---------- Supplied records ----------

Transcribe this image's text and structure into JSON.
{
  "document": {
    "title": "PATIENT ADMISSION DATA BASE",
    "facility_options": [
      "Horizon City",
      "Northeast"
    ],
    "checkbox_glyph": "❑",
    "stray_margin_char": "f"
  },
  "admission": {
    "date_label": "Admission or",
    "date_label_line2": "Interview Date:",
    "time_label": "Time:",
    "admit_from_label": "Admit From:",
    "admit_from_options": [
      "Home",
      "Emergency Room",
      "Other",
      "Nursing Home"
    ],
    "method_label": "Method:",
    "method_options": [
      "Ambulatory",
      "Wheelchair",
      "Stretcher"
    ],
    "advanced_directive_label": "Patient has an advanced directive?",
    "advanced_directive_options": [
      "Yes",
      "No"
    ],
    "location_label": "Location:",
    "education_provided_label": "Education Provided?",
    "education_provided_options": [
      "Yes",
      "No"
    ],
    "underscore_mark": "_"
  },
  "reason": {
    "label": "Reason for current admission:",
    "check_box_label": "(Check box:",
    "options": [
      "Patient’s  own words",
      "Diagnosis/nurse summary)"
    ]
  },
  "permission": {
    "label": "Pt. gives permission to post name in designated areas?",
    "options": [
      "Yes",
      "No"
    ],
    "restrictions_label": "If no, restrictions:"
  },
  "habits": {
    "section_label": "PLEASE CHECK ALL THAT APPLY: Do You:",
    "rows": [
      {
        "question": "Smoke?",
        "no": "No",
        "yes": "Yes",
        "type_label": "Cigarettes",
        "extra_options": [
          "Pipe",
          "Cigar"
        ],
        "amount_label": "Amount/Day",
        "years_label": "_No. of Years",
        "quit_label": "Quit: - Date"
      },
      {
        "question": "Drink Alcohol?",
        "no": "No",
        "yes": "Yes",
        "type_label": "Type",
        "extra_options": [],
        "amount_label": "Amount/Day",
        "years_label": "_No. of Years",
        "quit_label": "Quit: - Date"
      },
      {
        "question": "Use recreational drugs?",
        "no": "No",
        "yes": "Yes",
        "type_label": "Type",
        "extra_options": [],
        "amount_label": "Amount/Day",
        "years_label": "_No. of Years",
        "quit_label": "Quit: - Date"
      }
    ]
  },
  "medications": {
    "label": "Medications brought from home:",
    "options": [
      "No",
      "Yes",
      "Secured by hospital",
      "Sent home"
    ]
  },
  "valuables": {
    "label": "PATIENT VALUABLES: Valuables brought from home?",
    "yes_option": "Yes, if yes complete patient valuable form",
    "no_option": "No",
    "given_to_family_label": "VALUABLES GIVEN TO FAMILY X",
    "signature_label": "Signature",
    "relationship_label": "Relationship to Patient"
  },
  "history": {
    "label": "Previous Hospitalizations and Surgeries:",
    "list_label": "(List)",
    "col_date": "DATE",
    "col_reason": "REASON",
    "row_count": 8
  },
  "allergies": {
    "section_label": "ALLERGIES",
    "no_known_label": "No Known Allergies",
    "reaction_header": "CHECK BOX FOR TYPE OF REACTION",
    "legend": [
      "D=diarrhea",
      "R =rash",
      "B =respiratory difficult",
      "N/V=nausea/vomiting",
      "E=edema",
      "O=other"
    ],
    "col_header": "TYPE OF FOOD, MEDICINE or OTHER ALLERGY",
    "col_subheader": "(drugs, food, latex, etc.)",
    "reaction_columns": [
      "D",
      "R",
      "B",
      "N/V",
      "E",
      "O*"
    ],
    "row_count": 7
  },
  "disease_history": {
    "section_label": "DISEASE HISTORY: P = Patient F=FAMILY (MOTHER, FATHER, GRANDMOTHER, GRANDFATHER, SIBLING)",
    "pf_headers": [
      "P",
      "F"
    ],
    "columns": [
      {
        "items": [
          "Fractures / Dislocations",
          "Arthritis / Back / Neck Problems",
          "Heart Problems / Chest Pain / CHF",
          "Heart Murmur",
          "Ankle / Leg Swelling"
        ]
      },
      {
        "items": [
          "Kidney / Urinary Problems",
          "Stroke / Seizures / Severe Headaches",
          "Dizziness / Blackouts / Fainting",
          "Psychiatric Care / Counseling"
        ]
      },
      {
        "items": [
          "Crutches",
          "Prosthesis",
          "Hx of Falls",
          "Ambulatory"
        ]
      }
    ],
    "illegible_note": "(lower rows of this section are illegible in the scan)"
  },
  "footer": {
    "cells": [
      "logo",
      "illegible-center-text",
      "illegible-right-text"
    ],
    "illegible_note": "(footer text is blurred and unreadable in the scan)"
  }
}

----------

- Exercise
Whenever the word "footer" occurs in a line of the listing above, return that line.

- Reply
  "footer": {
    "illegible_note": "(footer text is blurred and unreadable in the scan)"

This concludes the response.